Cookies on this website
We use cookies to ensure that we give you the best experience on our website. If you click 'Continue' we'll assume that you are happy to receive all cookies and you won't see this message again. Click 'Find out more' for information on how to change your cookie settings.

Two different teams from the Medical Sciences Division have received a share of $14 million in funding from the Chan Zuckerberg Initiative as one of 29 projects that will explore emerging ideas regarding the role of inflammation in disease.

None

 

Two different teams from across Medical Sciences have been awarded a grant from the Chan Zuckerberg Initiative.

Associate Professor Mathilda Mommersteeg, Professor Paul Riley,and Professor Robin Choudhury will use their award to perform single cell analysis of inflammation during heart regeneration. Professor Mark Coles, Dr Calliope Dendrou, and Dr Anita Milicic will combine their expertise to create the first map of adjuvant-induced inflammation on tissues from diverse ethnic groups and build a unique resource that will inform more inclusive global vaccine design and development.

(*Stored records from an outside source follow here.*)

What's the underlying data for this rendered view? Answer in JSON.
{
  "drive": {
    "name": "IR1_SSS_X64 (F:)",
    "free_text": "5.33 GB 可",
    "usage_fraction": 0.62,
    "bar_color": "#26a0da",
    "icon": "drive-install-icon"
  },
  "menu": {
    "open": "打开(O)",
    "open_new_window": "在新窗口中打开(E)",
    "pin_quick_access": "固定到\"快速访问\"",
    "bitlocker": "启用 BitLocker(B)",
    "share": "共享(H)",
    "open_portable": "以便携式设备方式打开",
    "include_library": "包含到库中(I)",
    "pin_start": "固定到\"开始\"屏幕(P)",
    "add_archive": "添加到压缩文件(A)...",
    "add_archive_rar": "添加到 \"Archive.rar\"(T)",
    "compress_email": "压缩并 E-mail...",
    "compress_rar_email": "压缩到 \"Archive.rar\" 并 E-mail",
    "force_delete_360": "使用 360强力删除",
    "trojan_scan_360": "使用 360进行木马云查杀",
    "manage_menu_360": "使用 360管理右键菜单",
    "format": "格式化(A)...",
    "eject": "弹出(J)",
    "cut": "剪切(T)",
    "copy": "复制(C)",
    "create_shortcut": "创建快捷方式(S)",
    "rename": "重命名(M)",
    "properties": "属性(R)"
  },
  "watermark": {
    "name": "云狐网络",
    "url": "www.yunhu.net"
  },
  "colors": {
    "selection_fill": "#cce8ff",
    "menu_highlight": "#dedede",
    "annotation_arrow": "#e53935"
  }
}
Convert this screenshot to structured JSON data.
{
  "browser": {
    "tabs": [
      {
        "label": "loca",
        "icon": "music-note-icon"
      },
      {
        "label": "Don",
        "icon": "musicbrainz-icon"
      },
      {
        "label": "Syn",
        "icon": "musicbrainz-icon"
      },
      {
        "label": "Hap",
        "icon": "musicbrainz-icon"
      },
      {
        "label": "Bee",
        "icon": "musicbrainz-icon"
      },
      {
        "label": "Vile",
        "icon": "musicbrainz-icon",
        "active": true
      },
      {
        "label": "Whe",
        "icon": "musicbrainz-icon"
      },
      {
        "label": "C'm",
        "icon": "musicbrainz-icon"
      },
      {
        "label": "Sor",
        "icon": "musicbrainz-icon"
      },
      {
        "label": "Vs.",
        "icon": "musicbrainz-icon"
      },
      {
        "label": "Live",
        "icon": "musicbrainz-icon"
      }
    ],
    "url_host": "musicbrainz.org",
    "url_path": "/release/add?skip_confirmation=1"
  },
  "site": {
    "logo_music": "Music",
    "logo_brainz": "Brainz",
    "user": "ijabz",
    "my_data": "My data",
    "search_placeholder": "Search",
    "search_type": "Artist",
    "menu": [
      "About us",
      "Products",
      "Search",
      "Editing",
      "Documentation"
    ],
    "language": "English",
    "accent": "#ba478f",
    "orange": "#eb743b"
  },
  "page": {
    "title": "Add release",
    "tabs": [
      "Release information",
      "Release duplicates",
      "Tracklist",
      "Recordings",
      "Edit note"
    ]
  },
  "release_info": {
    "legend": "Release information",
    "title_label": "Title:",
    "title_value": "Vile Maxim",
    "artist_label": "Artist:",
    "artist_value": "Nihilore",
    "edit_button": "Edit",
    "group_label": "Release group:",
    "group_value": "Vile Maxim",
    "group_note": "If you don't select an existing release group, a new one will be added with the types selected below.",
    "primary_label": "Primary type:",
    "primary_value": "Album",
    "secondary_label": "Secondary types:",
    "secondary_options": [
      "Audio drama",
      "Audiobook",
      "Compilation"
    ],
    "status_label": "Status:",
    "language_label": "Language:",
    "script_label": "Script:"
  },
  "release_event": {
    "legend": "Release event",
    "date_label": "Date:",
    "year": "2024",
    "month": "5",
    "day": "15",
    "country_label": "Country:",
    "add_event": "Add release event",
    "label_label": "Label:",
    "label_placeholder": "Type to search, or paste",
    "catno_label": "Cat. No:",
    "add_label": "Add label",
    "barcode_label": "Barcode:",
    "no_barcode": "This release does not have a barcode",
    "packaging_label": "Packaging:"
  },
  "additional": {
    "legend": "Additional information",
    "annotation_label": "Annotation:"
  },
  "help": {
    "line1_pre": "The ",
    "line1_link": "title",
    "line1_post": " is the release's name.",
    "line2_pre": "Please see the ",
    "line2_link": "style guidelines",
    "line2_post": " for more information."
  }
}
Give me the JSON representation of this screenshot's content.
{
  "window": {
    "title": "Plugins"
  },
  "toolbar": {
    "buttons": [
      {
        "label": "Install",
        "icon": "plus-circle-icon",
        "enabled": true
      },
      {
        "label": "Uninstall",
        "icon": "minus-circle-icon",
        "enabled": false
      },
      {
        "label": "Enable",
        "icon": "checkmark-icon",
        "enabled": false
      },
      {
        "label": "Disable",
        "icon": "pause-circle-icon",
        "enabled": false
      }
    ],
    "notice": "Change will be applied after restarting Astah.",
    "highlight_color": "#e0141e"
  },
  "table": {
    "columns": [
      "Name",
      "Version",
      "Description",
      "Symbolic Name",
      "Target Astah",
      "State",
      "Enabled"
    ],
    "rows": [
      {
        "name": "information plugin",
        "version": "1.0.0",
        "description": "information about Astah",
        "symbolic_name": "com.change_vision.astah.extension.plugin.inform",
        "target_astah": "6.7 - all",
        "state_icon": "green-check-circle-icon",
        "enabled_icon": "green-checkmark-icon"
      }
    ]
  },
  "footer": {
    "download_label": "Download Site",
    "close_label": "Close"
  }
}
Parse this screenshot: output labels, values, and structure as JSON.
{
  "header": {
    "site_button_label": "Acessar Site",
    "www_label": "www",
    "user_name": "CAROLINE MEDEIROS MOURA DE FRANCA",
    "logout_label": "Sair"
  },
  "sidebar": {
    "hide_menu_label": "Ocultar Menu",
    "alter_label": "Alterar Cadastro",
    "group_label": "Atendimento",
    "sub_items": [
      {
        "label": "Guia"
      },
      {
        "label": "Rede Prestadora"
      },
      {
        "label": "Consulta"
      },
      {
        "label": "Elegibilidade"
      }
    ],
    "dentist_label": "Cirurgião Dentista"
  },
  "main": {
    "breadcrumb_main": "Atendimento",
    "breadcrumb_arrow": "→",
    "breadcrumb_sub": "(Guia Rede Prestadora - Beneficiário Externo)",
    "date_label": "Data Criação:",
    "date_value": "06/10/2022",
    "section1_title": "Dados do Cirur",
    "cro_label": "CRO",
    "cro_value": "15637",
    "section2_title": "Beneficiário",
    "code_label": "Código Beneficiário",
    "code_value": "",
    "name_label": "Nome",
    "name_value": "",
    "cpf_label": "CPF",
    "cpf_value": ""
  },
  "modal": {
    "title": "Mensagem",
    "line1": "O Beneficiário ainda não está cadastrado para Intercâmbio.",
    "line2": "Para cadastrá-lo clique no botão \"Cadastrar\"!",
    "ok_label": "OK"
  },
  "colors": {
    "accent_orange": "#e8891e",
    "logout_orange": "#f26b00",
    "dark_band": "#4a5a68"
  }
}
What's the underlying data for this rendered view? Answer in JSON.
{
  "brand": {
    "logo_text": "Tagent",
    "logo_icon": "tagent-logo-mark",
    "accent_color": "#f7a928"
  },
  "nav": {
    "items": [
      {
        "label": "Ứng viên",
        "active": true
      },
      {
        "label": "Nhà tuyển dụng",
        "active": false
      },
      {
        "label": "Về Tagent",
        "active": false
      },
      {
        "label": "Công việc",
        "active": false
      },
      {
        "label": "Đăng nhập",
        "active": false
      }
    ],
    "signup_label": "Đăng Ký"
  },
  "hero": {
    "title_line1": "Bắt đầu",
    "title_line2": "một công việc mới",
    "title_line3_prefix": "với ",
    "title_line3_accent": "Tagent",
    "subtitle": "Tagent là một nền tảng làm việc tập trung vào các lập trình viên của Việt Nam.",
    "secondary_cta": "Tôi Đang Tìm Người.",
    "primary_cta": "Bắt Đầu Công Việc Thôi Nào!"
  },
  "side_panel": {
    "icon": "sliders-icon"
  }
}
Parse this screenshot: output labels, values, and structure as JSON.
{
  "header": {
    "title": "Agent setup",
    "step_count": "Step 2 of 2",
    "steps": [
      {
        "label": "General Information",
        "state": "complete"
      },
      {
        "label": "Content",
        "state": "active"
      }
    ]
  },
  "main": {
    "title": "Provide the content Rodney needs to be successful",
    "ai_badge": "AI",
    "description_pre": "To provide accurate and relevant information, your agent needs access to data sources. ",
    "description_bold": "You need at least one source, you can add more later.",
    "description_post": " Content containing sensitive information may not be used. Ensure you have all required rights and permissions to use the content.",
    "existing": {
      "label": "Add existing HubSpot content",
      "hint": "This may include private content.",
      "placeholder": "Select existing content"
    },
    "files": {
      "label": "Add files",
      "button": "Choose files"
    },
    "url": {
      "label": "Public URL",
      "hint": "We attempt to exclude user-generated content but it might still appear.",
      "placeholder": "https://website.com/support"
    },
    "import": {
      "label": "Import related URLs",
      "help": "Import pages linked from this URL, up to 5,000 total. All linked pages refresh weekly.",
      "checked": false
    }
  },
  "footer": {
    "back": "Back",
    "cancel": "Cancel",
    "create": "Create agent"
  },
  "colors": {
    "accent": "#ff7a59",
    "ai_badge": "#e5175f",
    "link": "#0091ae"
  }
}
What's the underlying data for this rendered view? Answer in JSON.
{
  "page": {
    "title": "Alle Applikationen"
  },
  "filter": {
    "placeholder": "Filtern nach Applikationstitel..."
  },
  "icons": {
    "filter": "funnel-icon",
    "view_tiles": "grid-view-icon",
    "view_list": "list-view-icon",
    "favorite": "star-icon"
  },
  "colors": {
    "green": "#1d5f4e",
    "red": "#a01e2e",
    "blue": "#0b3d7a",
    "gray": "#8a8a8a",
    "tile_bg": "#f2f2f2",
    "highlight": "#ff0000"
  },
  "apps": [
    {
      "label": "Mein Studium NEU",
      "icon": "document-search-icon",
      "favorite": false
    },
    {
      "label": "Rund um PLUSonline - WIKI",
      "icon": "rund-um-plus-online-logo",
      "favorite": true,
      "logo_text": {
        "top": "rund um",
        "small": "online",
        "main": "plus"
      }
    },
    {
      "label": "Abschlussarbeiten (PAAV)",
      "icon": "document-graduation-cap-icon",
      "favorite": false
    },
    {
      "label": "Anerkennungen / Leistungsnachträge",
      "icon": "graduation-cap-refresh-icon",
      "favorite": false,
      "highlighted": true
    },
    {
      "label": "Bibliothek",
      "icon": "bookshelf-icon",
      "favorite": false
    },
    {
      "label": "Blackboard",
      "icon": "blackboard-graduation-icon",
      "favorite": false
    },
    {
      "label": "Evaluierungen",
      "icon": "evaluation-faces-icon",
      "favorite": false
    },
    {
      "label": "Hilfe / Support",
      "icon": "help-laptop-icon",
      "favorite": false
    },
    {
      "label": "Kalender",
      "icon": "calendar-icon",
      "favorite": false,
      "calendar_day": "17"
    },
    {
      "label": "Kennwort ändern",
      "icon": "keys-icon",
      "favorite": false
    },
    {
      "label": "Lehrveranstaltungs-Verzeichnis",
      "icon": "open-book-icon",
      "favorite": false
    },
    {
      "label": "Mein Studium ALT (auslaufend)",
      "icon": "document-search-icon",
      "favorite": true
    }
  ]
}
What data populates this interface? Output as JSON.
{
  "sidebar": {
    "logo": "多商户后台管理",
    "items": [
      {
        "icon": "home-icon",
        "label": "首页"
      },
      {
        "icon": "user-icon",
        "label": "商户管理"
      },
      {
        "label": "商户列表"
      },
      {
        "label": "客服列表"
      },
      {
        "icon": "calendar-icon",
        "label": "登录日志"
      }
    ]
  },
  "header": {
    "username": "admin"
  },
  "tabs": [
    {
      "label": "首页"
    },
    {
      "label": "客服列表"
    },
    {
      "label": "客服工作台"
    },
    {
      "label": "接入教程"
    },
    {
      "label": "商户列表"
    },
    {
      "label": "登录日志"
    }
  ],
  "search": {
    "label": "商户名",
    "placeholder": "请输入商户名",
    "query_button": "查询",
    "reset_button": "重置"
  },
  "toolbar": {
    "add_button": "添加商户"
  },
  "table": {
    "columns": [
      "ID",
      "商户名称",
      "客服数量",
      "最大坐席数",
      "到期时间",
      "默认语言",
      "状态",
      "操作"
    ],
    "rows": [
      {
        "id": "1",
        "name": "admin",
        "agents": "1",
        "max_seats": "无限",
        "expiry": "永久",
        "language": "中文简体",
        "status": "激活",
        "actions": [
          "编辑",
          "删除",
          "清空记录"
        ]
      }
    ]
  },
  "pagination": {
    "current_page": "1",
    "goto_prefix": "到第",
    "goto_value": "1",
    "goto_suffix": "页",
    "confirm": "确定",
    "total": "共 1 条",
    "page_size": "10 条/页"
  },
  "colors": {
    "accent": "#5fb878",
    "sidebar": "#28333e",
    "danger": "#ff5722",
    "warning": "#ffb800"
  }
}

While inflammation is a natural defense that helps our bodies maintain a healthy state, chronic inflammation results in harmful diseases such as asthma, arthritis, and heart disease, and can also play a role in organ failure, neurodegenerative diseases like Alzheimer's, and many other conditions such as COVID-19.

The CZI welcomed 80 researchers to work on the two-year pilot projects, 75 percent of which are led by early-career scientists within six years of starting their independent position. Grantee teams are made up of two to three investigators with distinct areas of expertise and they represent 11 countries. 

Read full stories

Professor Mark Coles, Dr Calliope Dendrou, and Dr Anita Milicic research is explained in full on their departmental websites:

- The Jenner Institute

- The Wellcome Centre for Human Genetics

- Nuffield Department of Orthopaedics, Rheumatology and Musculoskeletal Sciences

Associate Professor Mathilda Mommersteeg, Professor Paul Riley,and Professor Robin Choudhury research is explained more fully here:

- Department of Physiology, Anatomy and Genetics

Similar stories

Oxford vaccine reaches one billion doses released

The University of Oxford’s and our partners AstraZeneca have today announced that one billion doses of the ChAdOx1 nCov-19 coronavirus vaccine have been released, to more than 170 countries, marking a key milestone as part of the University and AstraZeneca’s joint vision to make the available to the world, on a not-for-profit basis for the world during the pandemic, and in perpetuity for low- and middle-income countries.

Research programme tackling COVID-19 variants of concern receives funding boost

A gift from the Red Avenue Foundation will enable the expansion of a major research programme aimed at rapidly identifying and interrogating emerging COVID-19 variants.

Phase I trial begins of new vaccine against the Plague

Researchers at the University of Oxford today launched a Phase 1 trial to test a new vaccine against plague.

New therapeutic targets identified in the treatment of psoriatic arthritis

Researchers identify two inflammatory-driving proteins, osteopontin and CCL2, highly expressed in psoriatic arthritis joints.

Treatment choice for rotator cuff disorders could create efficiency and savings for the NHS

A trial that evaluated the clinical and cost effectiveness of physiotherapy treatments for rotator cuff disorders suggests cost savings can be made while maintaining positive patient outcomes.